Worked with a therapist. In my case some of what I needed to work through was my tendency to be a perfectionist, workaholic, stress addict. I HEAVILY identify with my accomplishments in career and sports. Having to pull WAY back on goal driven achievement focus was really, really hard. I am still a work in progress on that. Whatever your issues are, I promise you have some. Do all the therapy. All of it.
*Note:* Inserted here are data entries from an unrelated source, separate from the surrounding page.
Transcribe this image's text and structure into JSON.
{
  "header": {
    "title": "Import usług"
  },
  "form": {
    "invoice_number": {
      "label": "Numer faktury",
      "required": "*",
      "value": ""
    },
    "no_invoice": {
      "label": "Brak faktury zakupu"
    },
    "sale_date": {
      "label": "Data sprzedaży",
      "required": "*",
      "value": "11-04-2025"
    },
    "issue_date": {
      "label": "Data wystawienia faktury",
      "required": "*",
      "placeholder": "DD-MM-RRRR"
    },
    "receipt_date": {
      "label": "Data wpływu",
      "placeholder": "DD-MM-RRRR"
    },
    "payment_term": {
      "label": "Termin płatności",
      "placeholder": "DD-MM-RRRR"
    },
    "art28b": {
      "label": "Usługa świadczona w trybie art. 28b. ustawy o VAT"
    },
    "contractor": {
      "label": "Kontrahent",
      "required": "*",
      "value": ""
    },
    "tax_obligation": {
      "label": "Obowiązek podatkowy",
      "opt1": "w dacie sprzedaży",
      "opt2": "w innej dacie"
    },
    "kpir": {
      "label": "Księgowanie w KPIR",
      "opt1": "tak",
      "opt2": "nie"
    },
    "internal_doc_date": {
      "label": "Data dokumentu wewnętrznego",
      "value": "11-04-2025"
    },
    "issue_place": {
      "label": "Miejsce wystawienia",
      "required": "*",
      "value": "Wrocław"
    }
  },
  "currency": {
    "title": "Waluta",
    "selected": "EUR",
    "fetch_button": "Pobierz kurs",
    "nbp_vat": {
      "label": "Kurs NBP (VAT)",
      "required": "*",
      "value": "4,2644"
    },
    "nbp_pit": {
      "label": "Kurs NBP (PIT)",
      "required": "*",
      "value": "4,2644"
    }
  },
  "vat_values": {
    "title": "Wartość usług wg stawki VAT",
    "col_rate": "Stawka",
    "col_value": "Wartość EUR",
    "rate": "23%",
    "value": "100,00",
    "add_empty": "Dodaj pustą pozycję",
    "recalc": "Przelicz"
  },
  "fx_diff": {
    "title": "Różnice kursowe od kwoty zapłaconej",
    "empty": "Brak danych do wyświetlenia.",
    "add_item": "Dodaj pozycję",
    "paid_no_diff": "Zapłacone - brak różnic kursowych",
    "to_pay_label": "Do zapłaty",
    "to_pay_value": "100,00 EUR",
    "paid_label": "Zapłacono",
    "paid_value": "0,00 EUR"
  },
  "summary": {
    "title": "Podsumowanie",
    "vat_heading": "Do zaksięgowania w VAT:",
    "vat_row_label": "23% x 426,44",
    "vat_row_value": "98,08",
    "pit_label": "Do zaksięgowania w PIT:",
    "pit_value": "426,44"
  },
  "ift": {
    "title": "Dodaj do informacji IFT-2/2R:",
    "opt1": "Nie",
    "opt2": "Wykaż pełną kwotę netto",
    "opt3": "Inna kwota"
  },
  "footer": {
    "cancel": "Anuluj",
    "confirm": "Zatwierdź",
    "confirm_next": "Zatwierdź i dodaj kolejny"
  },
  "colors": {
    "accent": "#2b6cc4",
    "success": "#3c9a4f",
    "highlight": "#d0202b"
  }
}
Good Nutrition. Minimizing junk food and maximising veggies, quality meat and seafood, fruit, and some cooked whole grains is crucial for my long term health. This is a more subtle effect than the help of medications, but now that I’m in a better place I notice a change in my general well being very quickly if I indulge in too much junk. I also checked in with ensuring that I was getting adequate calories and carbs. While I have never personally experienced chronic undereating (I come from a LONG line of foodies. We eat ALL the food!) it is extremely common for women to undereat. We are regularly told that 1200 calories is enough food, even for active busy women. It is not. 1200 is the generally recognized base metabolic rate of an average sized woman. This means it takes that much food to keep basic functions of your body happening if you did nothing but lay in bed all day. Under eating, or being low carb for a long time creates a chemical stress response in your body that is unhelpful to healing HPA-D.
I cut out as many stressful things in my life as possible. This is a big part of why I’m not really teaching public drop-in yoga classes right now. Don’t know what could possibly be stressful about being a full time yoga teacher? Let’s talk. Maybe a different post sometime...hmmkay? I have had to practice saying no to a lot of things. Even things I might want to do or think would be fun or good for my career. Right now THE priority is fixing my health. My schedule has zero time for anything else. I need as much white space in my calendar as possible and I have had to learn how to truly accept “good enough” and “done is better than perfect”. (See #7 on therapy) We also hired a housekeeper twice a month to help with domestic chores which has been THE BEST investment ever. Think you can’t afford a housekeeper? We didn’t either. But somehow we are making it work and it is a game changer. Breathe deep, ask for help, clear your calendar. Of ALL the things I’ve done, this has been the hardest.
Integrated additional self-care practices. Abhyanga (ayurvedic self massage) has been a big one. Occasional visit to a massage therapist. Epsom salt baths (so easy and so effective). Regular Meditation and yoga nidra practice.
Acupuncture. We are fortunate to have an excellent acupuncturist here in town who runs a community acupuncture clinic that has a “pay what you can” sliding scale. If you are in Flagstaff, go see Stephanie at Stuck. If you are elsewhere, see if your city has a community acupuncture too.
I participated in an online program to learn more about HPA-D and get additional suggestions for healing. For me, this program was a good supplement as I was already working with a good practitioner. If you don’t have access to someone in your community who is knowledgeable about this condition or is willing to help you, I highly recommend this program! The two women who created it are Registered Dieticians with additional training in functional medicine. They even have an online resource for testing and a dispensary for acquiring supplements that are not available to the general public. They run this program a few time a year. To get their free e-book and be on the list to be notified the next time enrollment is happening go this this page HERE. You might also enjoy their podcast The Ancestral RDs Podcast where they talk about a variety of health, wellness and nutrition information in a nonreactive and sensible way. .
Namaste friends. And Be well.